web design

How to Handle Revision Requests for Web Design in Phoenix

It's only fair to share...Share on FacebookShare on Google+Tweet about this on TwitterShare on LinkedIn

According to Adobe, 59% of global consumers would rather engage with content that’s beautifully designed as opposed to simply designed. Additionally, they reported that nearly 9 out of 10 mobile users would switch devices or stop viewing content altogether if it fails to meet their quality, length, and formatting expectations.

Needless to say, if you are a web designer, you have a lot on your plate. After years of both professional and self-taught training, clients depend on you to meet their vision and ensure that their customers will appeal to the overall design, responsiveness, and functionality of your design. If not, you will face excessive revisions — or worse, lose a client.

Handling Client Feedback

You spend months working on a website, agonizing over every detail. You anticipate the deadline, so assured and confident that the client will love the final mockup. You form a grin, click “send,” and wait for the accolades to start pouring in.
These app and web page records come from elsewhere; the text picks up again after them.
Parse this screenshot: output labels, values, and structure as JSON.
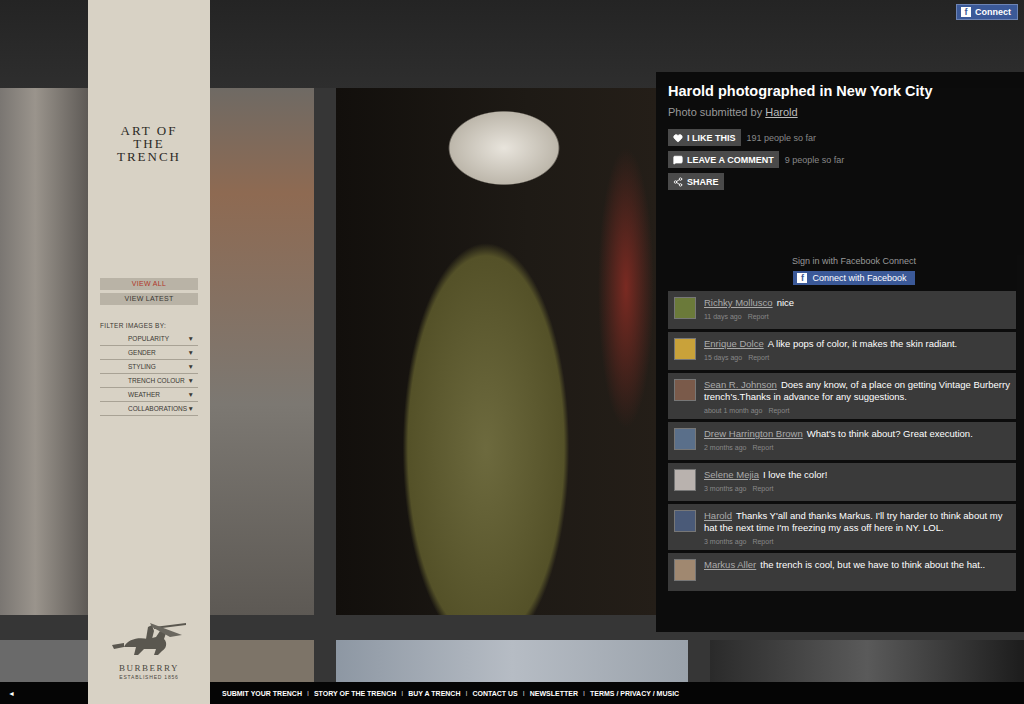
{
  "facebook_connect": {
    "icon": "f",
    "label": "Connect"
  },
  "sidebar": {
    "logo_lines": [
      "ART OF",
      "THE",
      "TRENCH"
    ],
    "nav": [
      {
        "label": "VIEW ALL",
        "selected": true
      },
      {
        "label": "VIEW LATEST",
        "selected": false
      }
    ],
    "filter_heading": "FILTER IMAGES BY:",
    "filters": [
      {
        "label": "POPULARITY",
        "arrow": "▼"
      },
      {
        "label": "GENDER",
        "arrow": "▼"
      },
      {
        "label": "STYLING",
        "arrow": "▼"
      },
      {
        "label": "TRENCH COLOUR",
        "arrow": "▼"
      },
      {
        "label": "WEATHER",
        "arrow": "▼"
      },
      {
        "label": "COLLABORATIONS",
        "arrow": "▼"
      }
    ],
    "brand": "BURBERRY",
    "brand_sub": "ESTABLISHED 1856"
  },
  "detail": {
    "title": "Harold photographed in New York City",
    "submitted_label": "Photo submitted by",
    "submitter": "Harold",
    "actions": [
      {
        "kind": "like",
        "label": "I LIKE THIS",
        "count": "191 people so far"
      },
      {
        "kind": "comment",
        "label": "LEAVE A COMMENT",
        "count": "9 people so far"
      },
      {
        "kind": "share",
        "label": "SHARE",
        "count": ""
      }
    ],
    "signin": "Sign in with Facebook Connect",
    "facebook_button": {
      "icon": "f",
      "label": "Connect with Facebook"
    },
    "report_label": "Report",
    "comments": [
      {
        "name": "Richky Mollusco",
        "text": "nice",
        "time": "11 days ago",
        "color": "#6b7a3a"
      },
      {
        "name": "Enrique Dolce",
        "text": "A like pops of color, it makes the skin radiant.",
        "time": "15 days ago",
        "color": "#c9a23a"
      },
      {
        "name": "Sean R. Johnson",
        "text": "Does any know, of a place on getting Vintage Burberry trench's.Thanks in advance for any suggestions.",
        "time": "about 1 month ago",
        "color": "#7a5a4a"
      },
      {
        "name": "Drew Harrington Brown",
        "text": "What's to think about? Great execution.",
        "time": "2 months ago",
        "color": "#5a6f8a"
      },
      {
        "name": "Selene Mejia",
        "text": "I love the color!",
        "time": "3 months ago",
        "color": "#b9b2ae"
      },
      {
        "name": "Harold",
        "text": "Thanks Y'all and thanks Markus. I'll try harder to think about my hat the next time I'm freezing my ass off here in NY. LOL.",
        "time": "3 months ago",
        "color": "#4a5a78"
      },
      {
        "name": "Markus Aller",
        "text": "the trench is cool, but we have to think about the hat..",
        "time": "",
        "color": "#a08870"
      }
    ]
  },
  "footer": {
    "back": "◄",
    "separator": "I",
    "links": [
      "SUBMIT YOUR TRENCH",
      "STORY OF THE TRENCH",
      "BUY A TRENCH",
      "CONTACT US",
      "NEWSLETTER",
      "TERMS / PRIVACY / MUSIC"
    ]
  }
}
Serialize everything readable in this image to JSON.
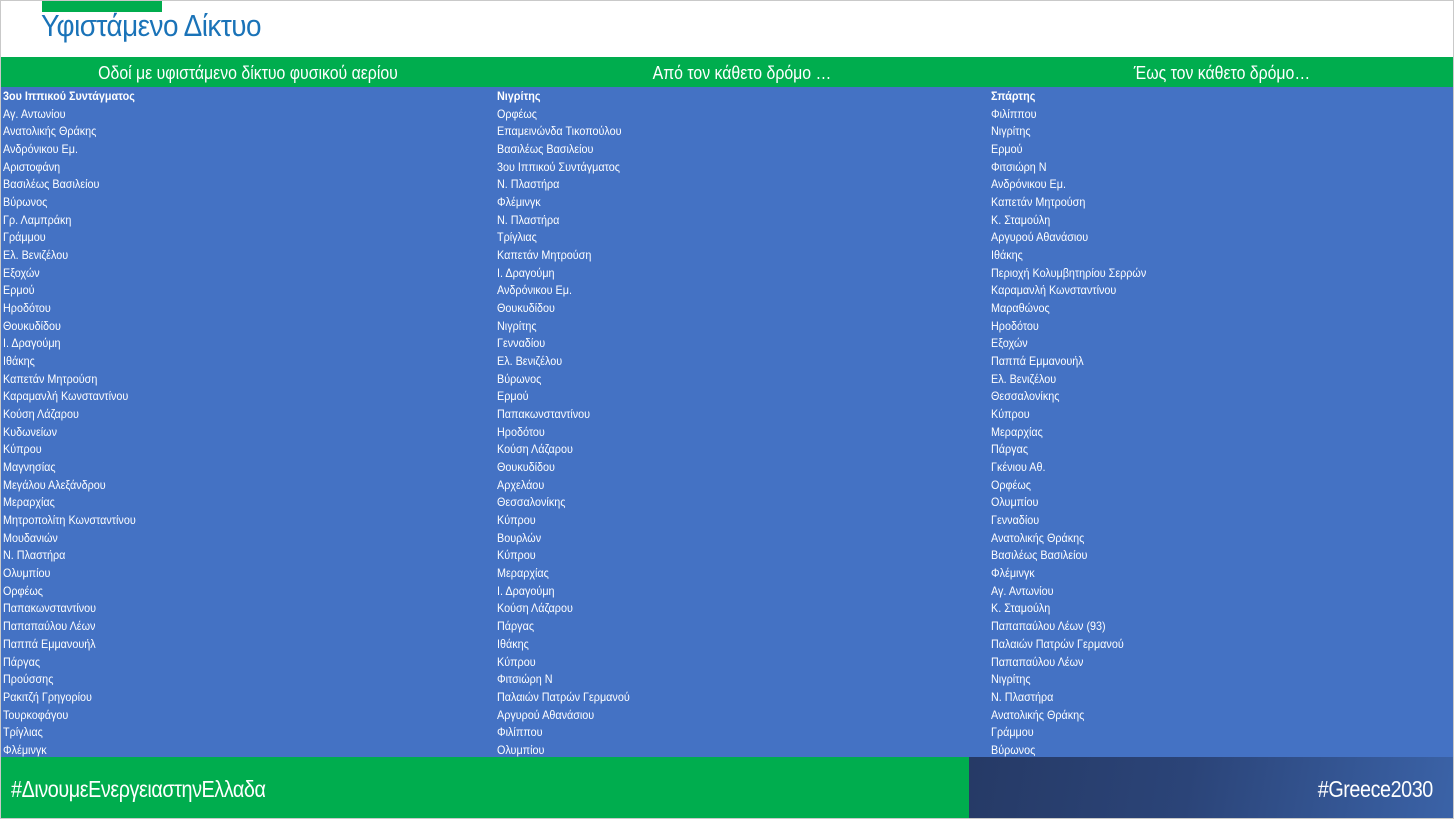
{
  "page": {
    "title": "Υφιστάμενο Δίκτυο"
  },
  "table": {
    "headers": [
      "Οδοί με υφιστάμενο δίκτυο φυσικού αερίου",
      "Από τον κάθετο δρόμο …",
      "Έως τον κάθετο δρόμο…"
    ],
    "columns": [
      [
        "3ου Ιππικού Συντάγματος",
        "Αγ. Αντωνίου",
        "Ανατολικής Θράκης",
        "Ανδρόνικου Εμ.",
        "Αριστοφάνη",
        "Βασιλέως Βασιλείου",
        "Βύρωνος",
        "Γρ. Λαμπράκη",
        "Γράμμου",
        "Ελ. Βενιζέλου",
        "Εξοχών",
        "Ερμού",
        "Ηροδότου",
        "Θουκυδίδου",
        "Ι. Δραγούμη",
        "Ιθάκης",
        "Καπετάν Μητρούση",
        "Καραμανλή Κωνσταντίνου",
        "Κούση Λάζαρου",
        "Κυδωνείων",
        "Κύπρου",
        "Μαγνησίας",
        "Μεγάλου Αλεξάνδρου",
        "Μεραρχίας",
        "Μητροπολίτη Κωνσταντίνου",
        "Μουδανιών",
        "Ν. Πλαστήρα",
        "Ολυμπίου",
        "Ορφέως",
        "Παπακωνσταντίνου",
        "Παπαπαύλου Λέων",
        "Παππά Εμμανουήλ",
        "Πάργας",
        "Προύσσης",
        "Ρακιτζή Γρηγορίου",
        "Τουρκοφάγου",
        "Τρίγλιας",
        "Φλέμινγκ"
      ],
      [
        "Νιγρίτης",
        "Ορφέως",
        "Επαμεινώνδα Τικοπούλου",
        "Βασιλέως Βασιλείου",
        "3ου Ιππικού Συντάγματος",
        "Ν. Πλαστήρα",
        "Φλέμινγκ",
        "Ν. Πλαστήρα",
        "Τρίγλιας",
        "Καπετάν Μητρούση",
        "Ι. Δραγούμη",
        "Ανδρόνικου Εμ.",
        "Θουκυδίδου",
        "Νιγρίτης",
        "Γενναδίου",
        "Ελ. Βενιζέλου",
        "Βύρωνος",
        "Ερμού",
        "Παπακωνσταντίνου",
        "Ηροδότου",
        "Κούση Λάζαρου",
        "Θουκυδίδου",
        "Αρχελάου",
        "Θεσσαλονίκης",
        "Κύπρου",
        "Βουρλών",
        "Κύπρου",
        "Μεραρχίας",
        "Ι. Δραγούμη",
        "Κούση Λάζαρου",
        "Πάργας",
        "Ιθάκης",
        "Κύπρου",
        "Φιτσιώρη Ν",
        "Παλαιών Πατρών Γερμανού",
        "Αργυρού Αθανάσιου",
        "Φιλίππου",
        "Ολυμπίου"
      ],
      [
        "Σπάρτης",
        "Φιλίππου",
        "Νιγρίτης",
        "Ερμού",
        "Φιτσιώρη Ν",
        "Ανδρόνικου Εμ.",
        "Καπετάν Μητρούση",
        "Κ. Σταμούλη",
        "Αργυρού Αθανάσιου",
        "Ιθάκης",
        "Περιοχή Κολυμβητηρίου Σερρών",
        "Καραμανλή Κωνσταντίνου",
        "Μαραθώνος",
        "Ηροδότου",
        "Εξοχών",
        "Παππά Εμμανουήλ",
        "Ελ. Βενιζέλου",
        "Θεσσαλονίκης",
        "Κύπρου",
        "Μεραρχίας",
        "Πάργας",
        "Γκένιου Αθ.",
        "Ορφέως",
        "Ολυμπίου",
        "Γενναδίου",
        "Ανατολικής Θράκης",
        "Βασιλέως Βασιλείου",
        "Φλέμινγκ",
        "Αγ. Αντωνίου",
        "Κ. Σταμούλη",
        "Παπαπαύλου Λέων (93)",
        "Παλαιών Πατρών Γερμανού",
        "Παπαπαύλου Λέων",
        "Νιγρίτης",
        "Ν. Πλαστήρα",
        "Ανατολικής Θράκης",
        "Γράμμου",
        "Βύρωνος"
      ]
    ]
  },
  "footer": {
    "hashtag": "#ΔινουμεΕνεργειαστηνΕλλαδα",
    "brand": "#Greece2030"
  },
  "colors": {
    "title_blue": "#1a73b8",
    "header_green": "#00ad4e",
    "table_blue": "#4472c4",
    "footer_navy": "#263a66"
  }
}
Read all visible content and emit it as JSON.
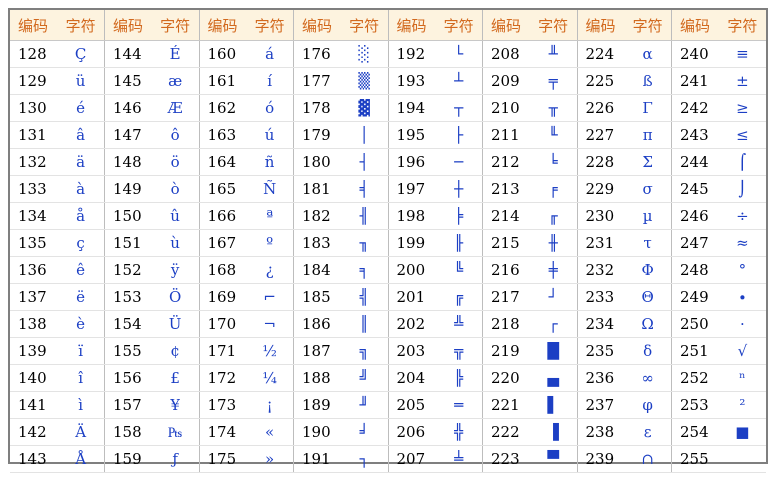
{
  "headers": {
    "code": "编码",
    "char": "字符"
  },
  "columns": [
    {
      "codes": [
        "128",
        "129",
        "130",
        "131",
        "132",
        "133",
        "134",
        "135",
        "136",
        "137",
        "138",
        "139",
        "140",
        "141",
        "142",
        "143"
      ],
      "chars": [
        "Ç",
        "ü",
        "é",
        "â",
        "ä",
        "à",
        "å",
        "ç",
        "ê",
        "ë",
        "è",
        "ï",
        "î",
        "ì",
        "Ä",
        "Å"
      ]
    },
    {
      "codes": [
        "144",
        "145",
        "146",
        "147",
        "148",
        "149",
        "150",
        "151",
        "152",
        "153",
        "154",
        "155",
        "156",
        "157",
        "158",
        "159"
      ],
      "chars": [
        "É",
        "æ",
        "Æ",
        "ô",
        "ö",
        "ò",
        "û",
        "ù",
        "ÿ",
        "Ö",
        "Ü",
        "¢",
        "£",
        "¥",
        "₧",
        "ƒ"
      ]
    },
    {
      "codes": [
        "160",
        "161",
        "162",
        "163",
        "164",
        "165",
        "166",
        "167",
        "168",
        "169",
        "170",
        "171",
        "172",
        "173",
        "174",
        "175"
      ],
      "chars": [
        "á",
        "í",
        "ó",
        "ú",
        "ñ",
        "Ñ",
        "ª",
        "º",
        "¿",
        "⌐",
        "¬",
        "½",
        "¼",
        "¡",
        "«",
        "»"
      ]
    },
    {
      "codes": [
        "176",
        "177",
        "178",
        "179",
        "180",
        "181",
        "182",
        "183",
        "184",
        "185",
        "186",
        "187",
        "188",
        "189",
        "190",
        "191"
      ],
      "chars": [
        "░",
        "▒",
        "▓",
        "│",
        "┤",
        "╡",
        "╢",
        "╖",
        "╕",
        "╣",
        "║",
        "╗",
        "╝",
        "╜",
        "╛",
        "┐"
      ]
    },
    {
      "codes": [
        "192",
        "193",
        "194",
        "195",
        "196",
        "197",
        "198",
        "199",
        "200",
        "201",
        "202",
        "203",
        "204",
        "205",
        "206",
        "207"
      ],
      "chars": [
        "└",
        "┴",
        "┬",
        "├",
        "─",
        "┼",
        "╞",
        "╟",
        "╚",
        "╔",
        "╩",
        "╦",
        "╠",
        "═",
        "╬",
        "╧"
      ]
    },
    {
      "codes": [
        "208",
        "209",
        "210",
        "211",
        "212",
        "213",
        "214",
        "215",
        "216",
        "217",
        "218",
        "219",
        "220",
        "221",
        "222",
        "223"
      ],
      "chars": [
        "╨",
        "╤",
        "╥",
        "╙",
        "╘",
        "╒",
        "╓",
        "╫",
        "╪",
        "┘",
        "┌",
        "█",
        "▄",
        "▌",
        "▐",
        "▀"
      ]
    },
    {
      "codes": [
        "224",
        "225",
        "226",
        "227",
        "228",
        "229",
        "230",
        "231",
        "232",
        "233",
        "234",
        "235",
        "236",
        "237",
        "238",
        "239"
      ],
      "chars": [
        "α",
        "ß",
        "Γ",
        "π",
        "Σ",
        "σ",
        "µ",
        "τ",
        "Φ",
        "Θ",
        "Ω",
        "δ",
        "∞",
        "φ",
        "ε",
        "∩"
      ]
    },
    {
      "codes": [
        "240",
        "241",
        "242",
        "243",
        "244",
        "245",
        "246",
        "247",
        "248",
        "249",
        "250",
        "251",
        "252",
        "253",
        "254",
        "255"
      ],
      "chars": [
        "≡",
        "±",
        "≥",
        "≤",
        "⌠",
        "⌡",
        "÷",
        "≈",
        "°",
        "∙",
        "·",
        "√",
        "ⁿ",
        "²",
        "■",
        ""
      ]
    }
  ]
}
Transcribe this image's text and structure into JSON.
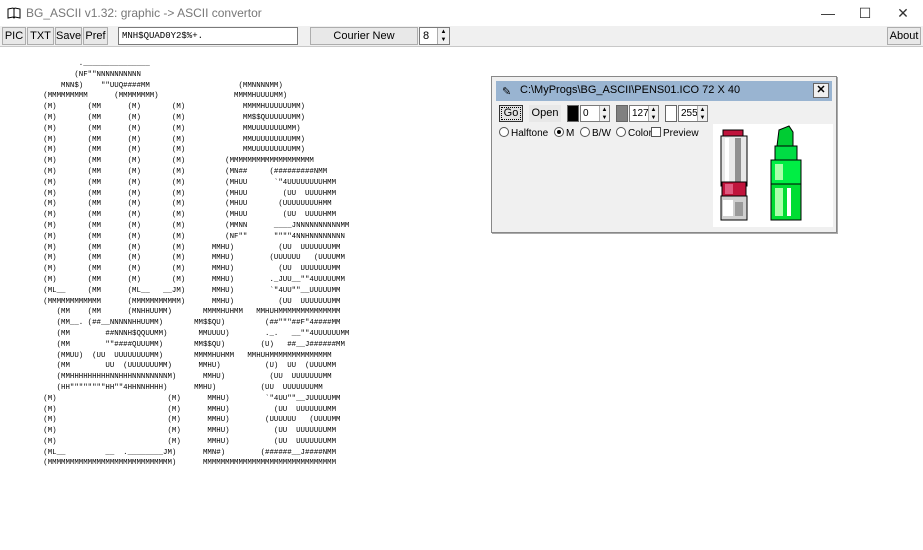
{
  "window": {
    "title": "BG_ASCII v1.32: graphic -> ASCII convertor",
    "minimize_glyph": "—",
    "maximize_glyph": "☐",
    "close_glyph": "✕"
  },
  "toolbar": {
    "pic": "PIC",
    "txt": "TXT",
    "save": "Save",
    "pref": "Pref",
    "charset": "MNH$QUAD0Y2$%+.",
    "font": "Courier New",
    "font_size": "8",
    "about": "About"
  },
  "ascii_art": "           ._______________\n          (NF\"\"NNNNNNNNNN\n       MNN$)    \"\"UUQ####MM                    (MMNNNNMM)\n   (MMMMMMMMM      (MMMMMMMM)                 MMMMHUUUUMM)\n   (M)       (MM      (M)       (M)             MMMMHUUUUUUMM)\n   (M)       (MM      (M)       (M)             MM$$QUUUUUUMM)\n   (M)       (MM      (M)       (M)             MMUUUUUUUUMM)\n   (M)       (MM      (M)       (M)             MMUUUUUUUUUMM)\n   (M)       (MM      (M)       (M)             MMUUUUUUUUUMM)\n   (M)       (MM      (M)       (M)         (MMMMMMMMMMMMMMMMMMM\n   (M)       (MM      (M)       (M)         (MN##     (#########NMM\n   (M)       (MM      (M)       (M)         (MHUU      `\"4UUUUUUUUHMM\n   (M)       (MM      (M)       (M)         (MHUU        (UU  UUUUHMM\n   (M)       (MM      (M)       (M)         (MHUU       (UUUUUUUUHMM\n   (M)       (MM      (M)       (M)         (MHUU        (UU  UUUUHMM\n   (M)       (MM      (M)       (M)         (MMNN      ____JNNNNNNNNNNMM\n   (M)       (MM      (M)       (M)         (NF\"\"      \"\"\"\"4NNHNNNNNNNN\n   (M)       (MM      (M)       (M)      MMHU)          (UU  UUUUUUUMM\n   (M)       (MM      (M)       (M)      MMHU)        (UUUUUU   (UUUUMM\n   (M)       (MM      (M)       (M)      MMHU)          (UU  UUUUUUUMM\n   (M)       (MM      (M)       (M)      MMHU)        ._JUU__\"\"4UUUUUMM\n   (ML__     (MM      (ML__   __JM)      MMHU)        `\"4UU\"\"__UUUUUMM\n   (MMMMMMMMMMMM      (MMMMMMMMMMM)      MMHU)          (UU  UUUUUUUMM\n      (MM    (MM      (MNHHUUMM)       MMMMHUHMM   MMHUHMMMMMMMMMMMMMM\n      (MM__. (##__NNNNNHHUUMM)       MM$$QU)         (##\"\"\"##F\"4####MM\n      (MM        ##NNNH$QQUUMM)       MMUUUU)        ._.   __\"\"4UUUUUUMM\n      (MM        \"\"####QUUUMM)       MM$$QU)        (U)   ##__J######MM\n      (MMUU)  (UU  UUUUUUUUMM)       MMMMHUHMM   MMHUHMMMMMMMMMMMMMM\n      (MM        UU  (UUUUUUUMM)      MMHU)          (U)  UU  (UUUUMM\n      (MMHHHHHHHHHNNHHHNNNNNNNNM)      MMHU)          (UU  UUUUUUUMM\n      (HH\"\"\"\"\"\"\"\"HH\"\"4HHNNHHHH)      MMHU)          (UU  UUUUUUUMM\n   (M)                         (M)      MMHU)        `\"4UU\"\"__JUUUUUMM\n   (M)                         (M)      MMHU)          (UU  UUUUUUUMM\n   (M)                         (M)      MMHU)        (UUUUUU   (UUUUMM\n   (M)                         (M)      MMHU)          (UU  UUUUUUUMM\n   (M)                         (M)      MMHU)          (UU  UUUUUUUMM\n   (ML__         __  .________JM)      MMN#)        (######__J####NMM\n   (MMMMMMMMMMMMMMMMMMMMMMMMMMMM)      MMMMMMMMMMMMMMMMMMMMMMMMMMMMMM",
  "dialog": {
    "title": "C:\\MyProgs\\BG_ASCII\\PENS01.ICO 72 X 40",
    "close_glyph": "✕",
    "go": "Go",
    "open": "Open",
    "black_value": "0",
    "gray_value": "127",
    "white_value": "255",
    "black_color": "#000000",
    "gray_color": "#808080",
    "white_color": "#ffffff",
    "options": {
      "halftone": "Halftone",
      "m": "M",
      "bw": "B/W",
      "color": "Color",
      "preview": "Preview"
    },
    "selected_mode": "M",
    "preview_checked": false
  }
}
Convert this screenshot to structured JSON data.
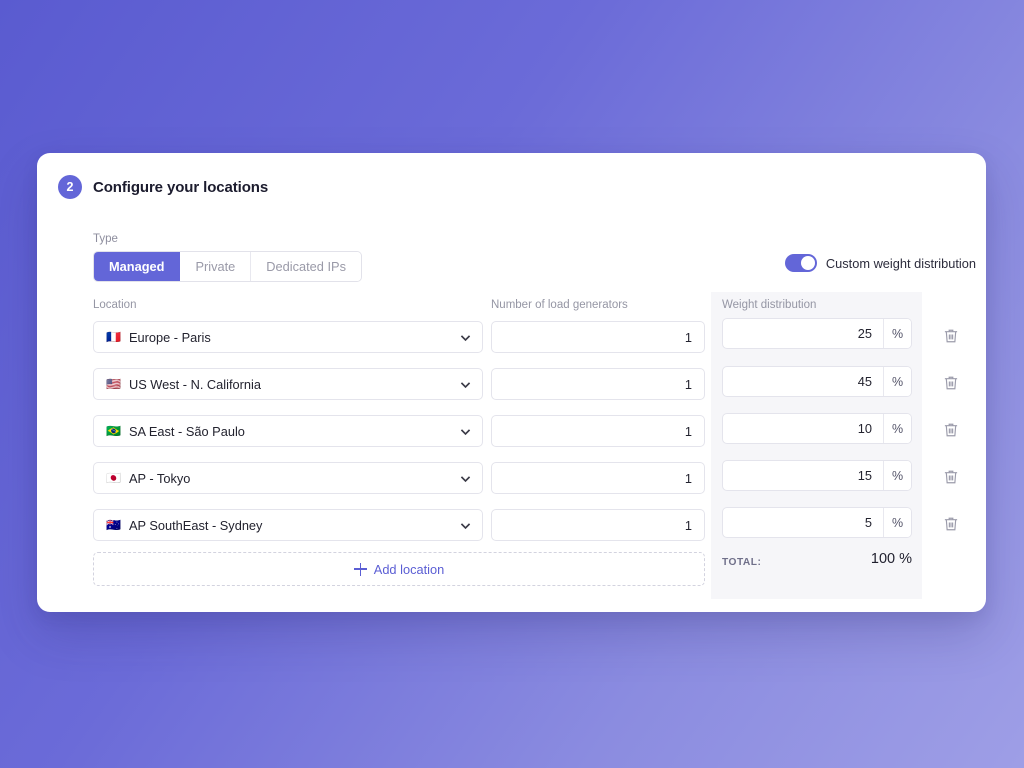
{
  "card": {
    "step_number": "2",
    "title": "Configure your locations"
  },
  "type_section": {
    "label": "Type",
    "options": [
      {
        "label": "Managed",
        "active": true
      },
      {
        "label": "Private",
        "active": false
      },
      {
        "label": "Dedicated IPs",
        "active": false
      }
    ]
  },
  "custom_weight_toggle": {
    "label": "Custom weight distribution",
    "enabled": true,
    "accent_color": "#6366d8"
  },
  "columns": {
    "location": "Location",
    "generators": "Number of load generators",
    "weight": "Weight distribution"
  },
  "rows": [
    {
      "flag": "🇫🇷",
      "location": "Europe - Paris",
      "generators": "1",
      "weight": "25",
      "unit": "%",
      "delete_icon": "trash-icon"
    },
    {
      "flag": "🇺🇸",
      "location": "US West - N. California",
      "generators": "1",
      "weight": "45",
      "unit": "%",
      "delete_icon": "trash-icon"
    },
    {
      "flag": "🇧🇷",
      "location": "SA East - São Paulo",
      "generators": "1",
      "weight": "10",
      "unit": "%",
      "delete_icon": "trash-icon"
    },
    {
      "flag": "🇯🇵",
      "location": "AP - Tokyo",
      "generators": "1",
      "weight": "15",
      "unit": "%",
      "delete_icon": "trash-icon"
    },
    {
      "flag": "🇦🇺",
      "location": "AP SouthEast - Sydney",
      "generators": "1",
      "weight": "5",
      "unit": "%",
      "delete_icon": "trash-icon"
    }
  ],
  "add_location": {
    "label": "Add location",
    "icon": "plus-icon"
  },
  "total": {
    "label": "TOTAL:",
    "value": "100 %"
  }
}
Then you get an email that says, “I don’t like this direction.” or “This is not what I had in mind.”

No matter how long you’ve been in the web design industry, one of the most daunting feelings is handling client feedback. In situations where a client seeks revisions, you must tread lightly because showing any signs of aggravation would risk losing the project.

The best way to go about web design revisions is to establish a system. This system can be integral to your success, and without it, you might waste countless hours performing changes.

1. It starts with getting to know your client before starting the web design process.

When you get a client whose budget is over the moon, it’s easy to get caught up in the moment and start making unwise decisions. As a web designer, you must understand the needs, wants, and goals of a client to avoid revision requests altogether.

The goal is to get inside your client’s head at the very beginning of the project to come across fewer problems later in the process. Take the time to thoroughly discuss not only the client’s vision for the website but also the functionality it needs. This will ultimately limit or eliminate the need for extensive revisions.

For instance, if you agreed to a five-page site and realized towards the end of the project that one of those pages should function as a blog with its own comment section, search bar, and category archive sub-pages — you will have a major revision problem in your hands. Always remember to be unassuming when it comes to what the client wants. Ask questions and have the right conversations before you start designing to help you avoid these types of unnecessary surprises and revisions.

2. Seal the deal by signing a contract.

After discussing the ins and outs of the web design project, you need to put all of it in writing. A contract should elaborate the scope of the project, the costs, and how you will handle future revisions. Don’t hesitate to include a specific number of revisions with your quote, or opt to charge an hourly rate for any changes. Have your own policies as a professional web designer.

Detailing your revision policies in the contract will ultimately set parameters for the project and give you a point of reference, should the client begin making excessive requests.

3. Showcase your sense of honesty and diplomacy.

Revisions are part of any creative’s job, but you should also explain to a client that extra charges are inevitable when requests go beyond the scope of what they are paying you. For instance, when a client asks for more revisions, you can tell them that you’re happy to make the change and add it to the bill.

It’s also crucial to walk a client through the changes to help them understand why you need to add extra charges. Communication is a powerful tool for both conflict management and contract negotiation, among other things. Let’s say towards the end of the project, the client asks for unrealistic revisions. You can say, “No, that’s not possible because…,” which can come off extremely negative. It’s better to choose your words carefully and say, “Yes, we could definitely do that, and it’ll cost you this much extra because….” This way, you either extend the project and expand your earnings, or make it crystal clear that their request is unfeasible — but in a positive light.

A Word of Advice

Once you incorporate these best practices into your client discovery and web design process, the project should be smooth sailing. But don’t expect the same results for every client and project — that’s just the reality of it. Remember, the best thing you can do during the initial phase is to discuss and define each goal thoroughly. Before you embark on a new web design project, it’s imperative that both you and your prospective client are on the same page.

Additionally, it wouldn’t hurt to be selective. When choosing to work with a client, try to look for characteristics that serve as hints on how well your working relationship will be. You should examine the following:

  •  How passionate are they about the project?
  • Are they haggling before you even begin to bounce ideas?
  • Do they have a clear picture of their own goals?
  • Are they willing to take your professional advice?
  • Are they showing an interest in working with you specifically?

In general, if the client shows hesitation or a lack of understanding of their own project needs and goals, you should consider turning them down. After all, it’s your time and talent that’s on the line.

If you have further questions or are in need of professional web design services, let PrimeView employ effective solutions according to your business goals and needs. Call us today at 480-970-4688 or complete our online form to request a free proposal.

Peter A. Liefer II
Stay updated

Peter A. Liefer II

CEO at PrimeView
Peter is the CEO of PrimeView, the leading Arizona Web Design Firm. A veteran in the Web Development and eCommerce industry, he is focused on delivering data-driven results. Learn more about Peter and PrimeView on our Profile. You may also reach us here.
Peter A. Liefer II
Stay updated